An exact copy of every entry is needed, with the images left out.

##### Extracted records

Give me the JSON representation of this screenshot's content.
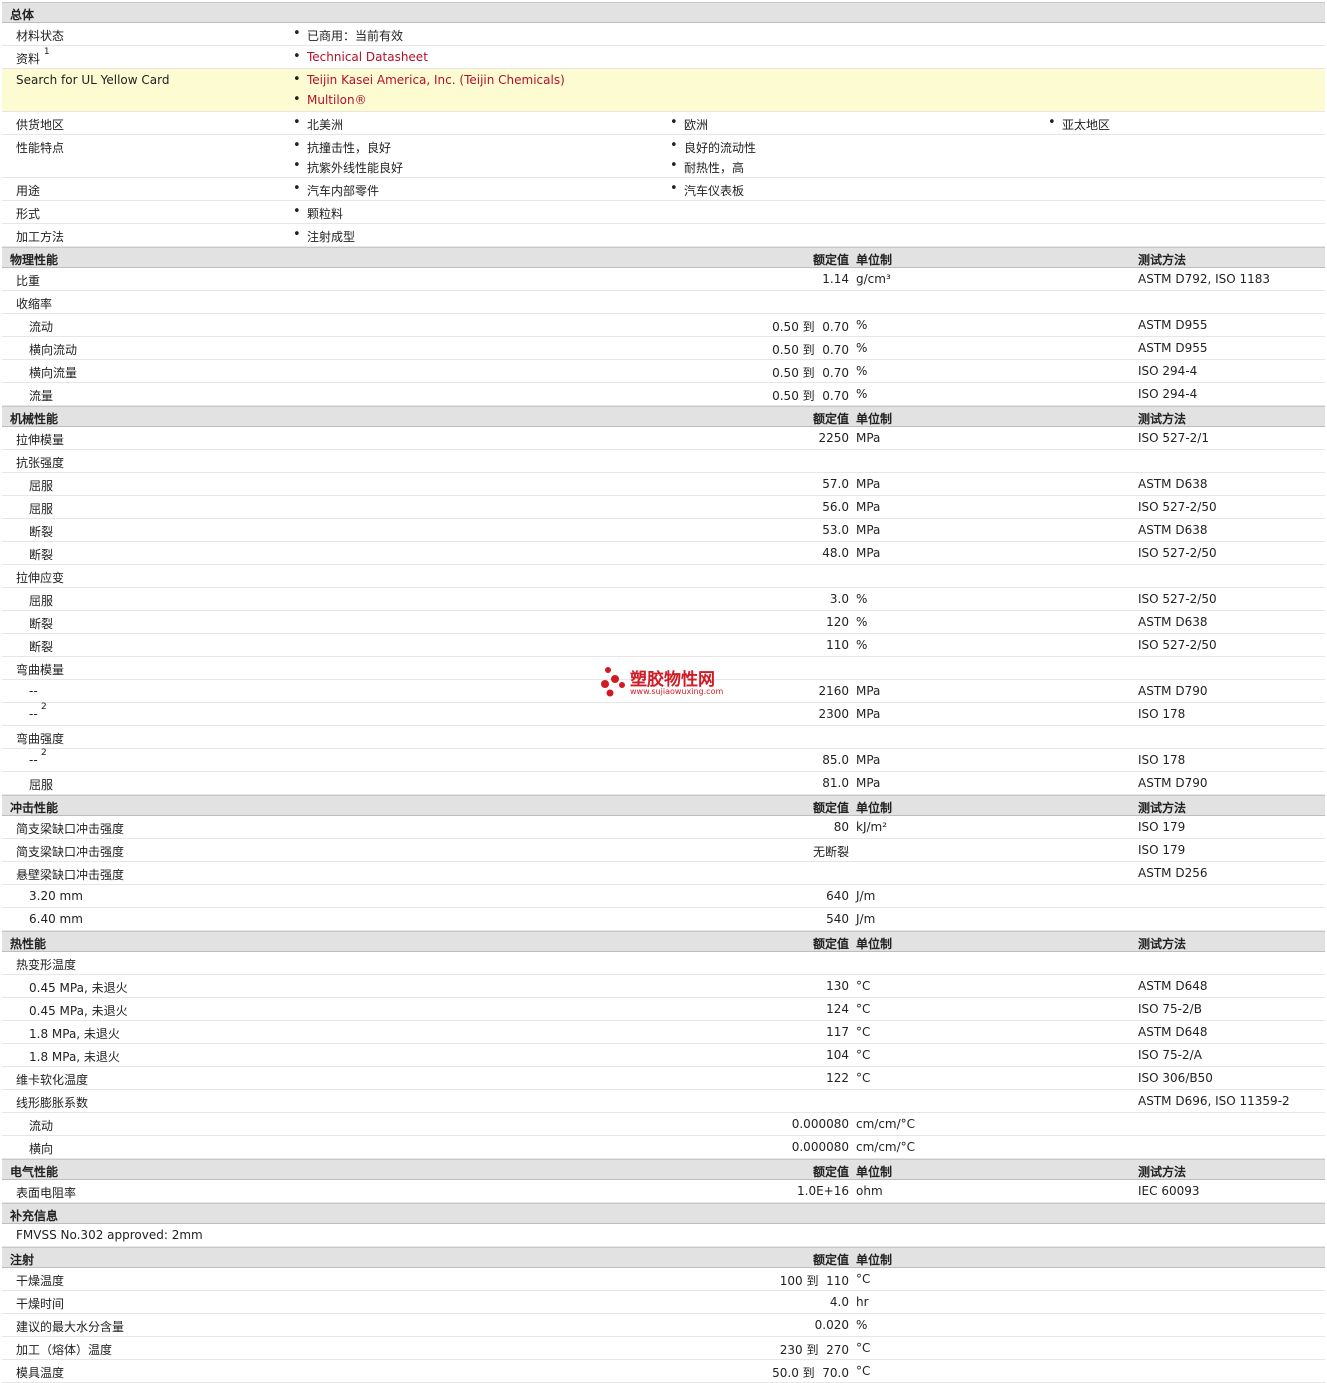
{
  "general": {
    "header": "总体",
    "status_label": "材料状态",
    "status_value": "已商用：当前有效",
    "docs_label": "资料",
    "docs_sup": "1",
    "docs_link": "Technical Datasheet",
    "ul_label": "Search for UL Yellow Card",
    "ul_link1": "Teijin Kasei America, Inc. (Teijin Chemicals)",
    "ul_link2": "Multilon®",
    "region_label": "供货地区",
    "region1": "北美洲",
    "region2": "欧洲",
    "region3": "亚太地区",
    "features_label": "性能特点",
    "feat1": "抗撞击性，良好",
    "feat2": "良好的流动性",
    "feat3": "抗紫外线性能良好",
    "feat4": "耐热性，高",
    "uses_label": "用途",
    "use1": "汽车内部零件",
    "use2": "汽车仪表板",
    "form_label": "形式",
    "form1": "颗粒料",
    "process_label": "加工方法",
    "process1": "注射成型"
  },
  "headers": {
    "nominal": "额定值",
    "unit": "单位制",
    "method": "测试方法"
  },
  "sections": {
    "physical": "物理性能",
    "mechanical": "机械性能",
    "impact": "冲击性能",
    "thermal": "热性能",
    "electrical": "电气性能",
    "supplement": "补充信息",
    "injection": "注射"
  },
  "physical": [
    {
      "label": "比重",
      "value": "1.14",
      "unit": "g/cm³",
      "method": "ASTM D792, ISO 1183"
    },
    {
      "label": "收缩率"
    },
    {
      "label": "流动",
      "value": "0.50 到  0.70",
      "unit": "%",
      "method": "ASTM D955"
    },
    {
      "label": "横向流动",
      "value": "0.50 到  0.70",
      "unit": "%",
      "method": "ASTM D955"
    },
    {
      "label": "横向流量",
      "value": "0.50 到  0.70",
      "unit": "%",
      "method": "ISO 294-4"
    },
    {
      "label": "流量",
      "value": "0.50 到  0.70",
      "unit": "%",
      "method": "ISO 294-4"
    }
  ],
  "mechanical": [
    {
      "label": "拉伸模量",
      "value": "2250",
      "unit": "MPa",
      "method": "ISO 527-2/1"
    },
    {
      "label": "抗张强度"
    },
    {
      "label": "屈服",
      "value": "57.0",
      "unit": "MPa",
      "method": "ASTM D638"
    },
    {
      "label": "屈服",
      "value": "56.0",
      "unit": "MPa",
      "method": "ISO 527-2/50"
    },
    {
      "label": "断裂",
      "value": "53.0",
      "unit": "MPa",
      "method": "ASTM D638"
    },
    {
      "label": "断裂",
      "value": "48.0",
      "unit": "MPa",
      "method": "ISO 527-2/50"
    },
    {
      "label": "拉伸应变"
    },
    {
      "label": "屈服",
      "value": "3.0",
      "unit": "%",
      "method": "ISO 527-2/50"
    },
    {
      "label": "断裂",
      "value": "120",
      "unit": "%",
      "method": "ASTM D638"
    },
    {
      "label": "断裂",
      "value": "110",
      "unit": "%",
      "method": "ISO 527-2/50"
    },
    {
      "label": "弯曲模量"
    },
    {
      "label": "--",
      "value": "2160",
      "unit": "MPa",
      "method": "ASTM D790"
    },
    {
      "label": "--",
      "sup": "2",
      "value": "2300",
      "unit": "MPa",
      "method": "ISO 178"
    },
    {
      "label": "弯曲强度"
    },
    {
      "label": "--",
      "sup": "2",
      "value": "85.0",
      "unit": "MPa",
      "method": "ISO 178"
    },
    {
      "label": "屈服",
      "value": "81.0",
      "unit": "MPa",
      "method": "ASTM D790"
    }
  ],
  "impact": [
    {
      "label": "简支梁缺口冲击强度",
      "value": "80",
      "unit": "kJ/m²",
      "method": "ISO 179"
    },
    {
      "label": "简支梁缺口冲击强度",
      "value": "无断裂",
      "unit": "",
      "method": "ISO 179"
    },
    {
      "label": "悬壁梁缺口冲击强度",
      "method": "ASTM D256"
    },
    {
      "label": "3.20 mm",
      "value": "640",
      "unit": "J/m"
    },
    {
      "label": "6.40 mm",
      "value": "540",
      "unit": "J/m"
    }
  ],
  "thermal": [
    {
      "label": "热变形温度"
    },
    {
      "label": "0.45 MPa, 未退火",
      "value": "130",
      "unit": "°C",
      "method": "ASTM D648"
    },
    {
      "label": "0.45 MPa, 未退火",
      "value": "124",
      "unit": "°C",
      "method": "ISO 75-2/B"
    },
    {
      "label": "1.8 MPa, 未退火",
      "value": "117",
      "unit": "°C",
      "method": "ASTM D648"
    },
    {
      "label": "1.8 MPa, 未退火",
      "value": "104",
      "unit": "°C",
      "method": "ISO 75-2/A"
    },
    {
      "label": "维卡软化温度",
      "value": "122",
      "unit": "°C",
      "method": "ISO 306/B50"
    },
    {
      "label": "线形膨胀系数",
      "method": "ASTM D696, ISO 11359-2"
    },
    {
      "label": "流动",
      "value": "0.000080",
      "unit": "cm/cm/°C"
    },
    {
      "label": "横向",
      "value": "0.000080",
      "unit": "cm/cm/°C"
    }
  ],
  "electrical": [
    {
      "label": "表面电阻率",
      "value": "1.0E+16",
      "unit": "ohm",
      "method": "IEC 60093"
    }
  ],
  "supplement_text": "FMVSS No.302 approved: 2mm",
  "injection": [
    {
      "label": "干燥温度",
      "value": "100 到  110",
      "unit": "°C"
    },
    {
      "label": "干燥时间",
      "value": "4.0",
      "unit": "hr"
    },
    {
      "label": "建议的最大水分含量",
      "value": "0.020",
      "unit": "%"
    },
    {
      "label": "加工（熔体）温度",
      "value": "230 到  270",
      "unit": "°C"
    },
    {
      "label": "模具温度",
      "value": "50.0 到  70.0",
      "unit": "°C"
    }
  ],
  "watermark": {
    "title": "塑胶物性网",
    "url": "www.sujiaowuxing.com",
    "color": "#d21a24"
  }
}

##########

Expected answer:
Give me the JSON representation of this screenshot's content.
{
  "general": {
    "header": "总体",
    "status_label": "材料状态",
    "status_value": "已商用：当前有效",
    "docs_label": "资料",
    "docs_sup": "1",
    "docs_link": "Technical Datasheet",
    "ul_label": "Search for UL Yellow Card",
    "ul_link1": "Teijin Kasei America, Inc. (Teijin Chemicals)",
    "ul_link2": "Multilon®",
    "region_label": "供货地区",
    "region1": "北美洲",
    "region2": "欧洲",
    "region3": "亚太地区",
    "features_label": "性能特点",
    "feat1": "抗撞击性，良好",
    "feat2": "良好的流动性",
    "feat3": "抗紫外线性能良好",
    "feat4": "耐热性，高",
    "uses_label": "用途",
    "use1": "汽车内部零件",
    "use2": "汽车仪表板",
    "form_label": "形式",
    "form1": "颗粒料",
    "process_label": "加工方法",
    "process1": "注射成型"
  },
  "headers": {
    "nominal": "额定值",
    "unit": "单位制",
    "method": "测试方法"
  },
  "sections": {
    "physical": "物理性能",
    "mechanical": "机械性能",
    "impact": "冲击性能",
    "thermal": "热性能",
    "electrical": "电气性能",
    "supplement": "补充信息",
    "injection": "注射"
  },
  "physical": [
    {
      "label": "比重",
      "value": "1.14",
      "unit": "g/cm³",
      "method": "ASTM D792, ISO 1183"
    },
    {
      "label": "收缩率"
    },
    {
      "label": "流动",
      "value": "0.50 到  0.70",
      "unit": "%",
      "method": "ASTM D955"
    },
    {
      "label": "横向流动",
      "value": "0.50 到  0.70",
      "unit": "%",
      "method": "ASTM D955"
    },
    {
      "label": "横向流量",
      "value": "0.50 到  0.70",
      "unit": "%",
      "method": "ISO 294-4"
    },
    {
      "label": "流量",
      "value": "0.50 到  0.70",
      "unit": "%",
      "method": "ISO 294-4"
    }
  ],
  "mechanical": [
    {
      "label": "拉伸模量",
      "value": "2250",
      "unit": "MPa",
      "method": "ISO 527-2/1"
    },
    {
      "label": "抗张强度"
    },
    {
      "label": "屈服",
      "value": "57.0",
      "unit": "MPa",
      "method": "ASTM D638"
    },
    {
      "label": "屈服",
      "value": "56.0",
      "unit": "MPa",
      "method": "ISO 527-2/50"
    },
    {
      "label": "断裂",
      "value": "53.0",
      "unit": "MPa",
      "method": "ASTM D638"
    },
    {
      "label": "断裂",
      "value": "48.0",
      "unit": "MPa",
      "method": "ISO 527-2/50"
    },
    {
      "label": "拉伸应变"
    },
    {
      "label": "屈服",
      "value": "3.0",
      "unit": "%",
      "method": "ISO 527-2/50"
    },
    {
      "label": "断裂",
      "value": "120",
      "unit": "%",
      "method": "ASTM D638"
    },
    {
      "label": "断裂",
      "value": "110",
      "unit": "%",
      "method": "ISO 527-2/50"
    },
    {
      "label": "弯曲模量"
    },
    {
      "label": "--",
      "value": "2160",
      "unit": "MPa",
      "method": "ASTM D790"
    },
    {
      "label": "--",
      "sup": "2",
      "value": "2300",
      "unit": "MPa",
      "method": "ISO 178"
    },
    {
      "label": "弯曲强度"
    },
    {
      "label": "--",
      "sup": "2",
      "value": "85.0",
      "unit": "MPa",
      "method": "ISO 178"
    },
    {
      "label": "屈服",
      "value": "81.0",
      "unit": "MPa",
      "method": "ASTM D790"
    }
  ],
  "impact": [
    {
      "label": "简支梁缺口冲击强度",
      "value": "80",
      "unit": "kJ/m²",
      "method": "ISO 179"
    },
    {
      "label": "简支梁缺口冲击强度",
      "value": "无断裂",
      "unit": "",
      "method": "ISO 179"
    },
    {
      "label": "悬壁梁缺口冲击强度",
      "method": "ASTM D256"
    },
    {
      "label": "3.20 mm",
      "value": "640",
      "unit": "J/m"
    },
    {
      "label": "6.40 mm",
      "value": "540",
      "unit": "J/m"
    }
  ],
  "thermal": [
    {
      "label": "热变形温度"
    },
    {
      "label": "0.45 MPa, 未退火",
      "value": "130",
      "unit": "°C",
      "method": "ASTM D648"
    },
    {
      "label": "0.45 MPa, 未退火",
      "value": "124",
      "unit": "°C",
      "method": "ISO 75-2/B"
    },
    {
      "label": "1.8 MPa, 未退火",
      "value": "117",
      "unit": "°C",
      "method": "ASTM D648"
    },
    {
      "label": "1.8 MPa, 未退火",
      "value": "104",
      "unit": "°C",
      "method": "ISO 75-2/A"
    },
    {
      "label": "维卡软化温度",
      "value": "122",
      "unit": "°C",
      "method": "ISO 306/B50"
    },
    {
      "label": "线形膨胀系数",
      "method": "ASTM D696, ISO 11359-2"
    },
    {
      "label": "流动",
      "value": "0.000080",
      "unit": "cm/cm/°C"
    },
    {
      "label": "横向",
      "value": "0.000080",
      "unit": "cm/cm/°C"
    }
  ],
  "electrical": [
    {
      "label": "表面电阻率",
      "value": "1.0E+16",
      "unit": "ohm",
      "method": "IEC 60093"
    }
  ],
  "supplement_text": "FMVSS No.302 approved: 2mm",
  "injection": [
    {
      "label": "干燥温度",
      "value": "100 到  110",
      "unit": "°C"
    },
    {
      "label": "干燥时间",
      "value": "4.0",
      "unit": "hr"
    },
    {
      "label": "建议的最大水分含量",
      "value": "0.020",
      "unit": "%"
    },
    {
      "label": "加工（熔体）温度",
      "value": "230 到  270",
      "unit": "°C"
    },
    {
      "label": "模具温度",
      "value": "50.0 到  70.0",
      "unit": "°C"
    }
  ],
  "watermark": {
    "title": "塑胶物性网",
    "url": "www.sujiaowuxing.com",
    "color": "#d21a24"
  }
}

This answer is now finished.